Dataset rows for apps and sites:
■ ■ ■ ■ ■

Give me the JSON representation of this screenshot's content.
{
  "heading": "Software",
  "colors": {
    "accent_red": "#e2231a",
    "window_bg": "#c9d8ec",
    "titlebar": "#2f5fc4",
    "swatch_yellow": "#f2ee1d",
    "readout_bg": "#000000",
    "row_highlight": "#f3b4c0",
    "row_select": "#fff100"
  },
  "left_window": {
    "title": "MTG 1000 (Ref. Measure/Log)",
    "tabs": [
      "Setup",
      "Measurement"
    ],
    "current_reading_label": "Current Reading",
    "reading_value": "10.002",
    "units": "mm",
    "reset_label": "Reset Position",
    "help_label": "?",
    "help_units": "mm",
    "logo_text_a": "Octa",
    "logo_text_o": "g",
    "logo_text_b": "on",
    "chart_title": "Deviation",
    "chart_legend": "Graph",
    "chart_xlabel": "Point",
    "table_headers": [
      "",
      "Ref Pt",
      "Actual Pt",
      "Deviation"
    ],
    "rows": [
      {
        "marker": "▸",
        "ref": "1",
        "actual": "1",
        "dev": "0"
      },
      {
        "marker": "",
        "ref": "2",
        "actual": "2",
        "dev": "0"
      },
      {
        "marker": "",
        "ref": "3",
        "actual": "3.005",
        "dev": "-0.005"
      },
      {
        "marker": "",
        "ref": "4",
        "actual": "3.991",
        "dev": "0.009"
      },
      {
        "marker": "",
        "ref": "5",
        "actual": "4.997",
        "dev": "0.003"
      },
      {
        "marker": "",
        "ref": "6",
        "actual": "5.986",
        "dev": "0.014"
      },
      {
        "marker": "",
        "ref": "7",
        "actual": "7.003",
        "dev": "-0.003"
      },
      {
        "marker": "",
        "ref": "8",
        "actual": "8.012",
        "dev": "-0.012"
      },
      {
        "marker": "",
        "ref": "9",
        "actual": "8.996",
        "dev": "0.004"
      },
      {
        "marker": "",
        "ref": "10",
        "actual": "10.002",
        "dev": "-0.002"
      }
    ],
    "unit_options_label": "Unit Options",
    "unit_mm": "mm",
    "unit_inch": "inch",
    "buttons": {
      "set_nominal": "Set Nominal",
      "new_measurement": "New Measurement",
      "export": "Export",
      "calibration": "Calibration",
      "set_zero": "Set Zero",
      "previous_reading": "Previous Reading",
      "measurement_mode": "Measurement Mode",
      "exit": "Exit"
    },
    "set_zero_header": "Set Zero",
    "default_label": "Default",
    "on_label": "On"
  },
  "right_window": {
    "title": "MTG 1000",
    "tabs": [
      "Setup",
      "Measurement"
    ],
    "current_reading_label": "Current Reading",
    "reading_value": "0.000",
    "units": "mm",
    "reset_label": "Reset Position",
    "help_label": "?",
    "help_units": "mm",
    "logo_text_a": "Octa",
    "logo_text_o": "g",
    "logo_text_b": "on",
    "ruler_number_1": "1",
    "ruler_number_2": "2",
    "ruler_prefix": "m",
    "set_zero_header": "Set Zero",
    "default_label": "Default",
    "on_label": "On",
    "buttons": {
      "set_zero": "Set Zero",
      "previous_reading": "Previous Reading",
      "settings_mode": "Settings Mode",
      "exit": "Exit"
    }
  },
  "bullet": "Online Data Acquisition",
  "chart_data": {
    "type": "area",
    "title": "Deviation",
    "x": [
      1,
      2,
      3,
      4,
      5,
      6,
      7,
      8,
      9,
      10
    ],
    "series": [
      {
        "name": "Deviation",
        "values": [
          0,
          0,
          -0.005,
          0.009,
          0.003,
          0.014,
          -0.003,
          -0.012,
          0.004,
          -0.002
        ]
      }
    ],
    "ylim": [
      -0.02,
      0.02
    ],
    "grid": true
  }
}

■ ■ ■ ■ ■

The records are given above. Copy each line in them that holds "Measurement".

      "Measurement"
      "new_measurement": "New Measurement",
      "measurement_mode": "Measurement Mode",
      "Measurement"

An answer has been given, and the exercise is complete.